Sunday, 21 August 2011
HANDBOOK OF THE BIRDS OF THE WORLD
Went to the bird fair yesterday with my shopping list consisting of one moth trap, Steve Howell's molt, sorting out a trip to China and getting the latest volumes of HBW (Handbook of the Birds of the World).
The final main volume of HBW will be available in November 2011 and will complete a project that published it's first volume in 1992. I guess really the HBW project started a lot earlier than that as in many ways this project is a summary of all the work of ornithology... ever. From Antiquity to now a journey of discovery has led us to the present . The amazing jouney was first started by the likes of Aristotle, and continued by figures such as Frederick II of Hohenstaufen during the middle ages, next William Turner and other figures of the Renaissance such as Ray and Willughby next Carl Linnaeus before the arrival of the great era of ornithologists including Naumann, Levaillant, Bewick, Montagu, Wilson, Bonelli, Pallas, Temminck, Bullock, Bonaparte, Savi, Nuttal, Swainson, Blyth and Swinhoe.

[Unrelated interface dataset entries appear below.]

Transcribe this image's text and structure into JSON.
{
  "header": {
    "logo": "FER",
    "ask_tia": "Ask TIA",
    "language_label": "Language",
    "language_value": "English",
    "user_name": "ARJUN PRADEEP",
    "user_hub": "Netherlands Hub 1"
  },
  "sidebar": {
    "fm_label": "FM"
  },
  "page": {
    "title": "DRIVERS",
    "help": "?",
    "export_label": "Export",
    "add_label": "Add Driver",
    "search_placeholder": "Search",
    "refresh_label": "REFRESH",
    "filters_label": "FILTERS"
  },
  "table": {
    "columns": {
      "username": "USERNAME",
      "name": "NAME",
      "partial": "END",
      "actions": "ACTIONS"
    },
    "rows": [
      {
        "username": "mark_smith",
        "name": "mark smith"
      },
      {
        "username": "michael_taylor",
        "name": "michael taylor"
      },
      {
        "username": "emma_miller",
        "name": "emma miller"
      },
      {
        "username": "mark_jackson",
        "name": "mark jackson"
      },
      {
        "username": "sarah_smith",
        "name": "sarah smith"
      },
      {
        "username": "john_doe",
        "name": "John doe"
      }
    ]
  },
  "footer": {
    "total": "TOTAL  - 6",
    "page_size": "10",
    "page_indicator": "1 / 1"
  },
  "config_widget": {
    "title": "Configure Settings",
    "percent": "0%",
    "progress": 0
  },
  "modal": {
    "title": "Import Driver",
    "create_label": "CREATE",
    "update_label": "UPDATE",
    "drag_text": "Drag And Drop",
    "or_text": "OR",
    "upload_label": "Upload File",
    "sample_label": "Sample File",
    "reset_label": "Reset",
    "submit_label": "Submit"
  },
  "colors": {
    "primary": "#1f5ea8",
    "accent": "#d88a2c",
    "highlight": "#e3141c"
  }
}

All these people (and many others) were involved in describing species, behaviour, distribution and ecology, collecting information, storing it in museums presenting it in journals and books and teaching it at the universities and academies. That took us towards the modern era where ever increasing numbers of people became involved in this journey and began to organise themselves into Ornithological societies and Organisations of ever increasing complexity such as the BOU, AOU RSPB, Birdlife International, the BTO and the Beddington Farm Bird Group :-).
So all this led us to the here and now with a very thorough knowledge of the birds on our planet including countless answers to the questions what, where, why and when- all incredibly condensed by an alliance of organisations and individuals and beautifully presented in the Handbook of the Birds of the World - a culmination of the most incredible journey, in my opinion, ever.
And it aint over yet- I suspect the best bit is yet to come.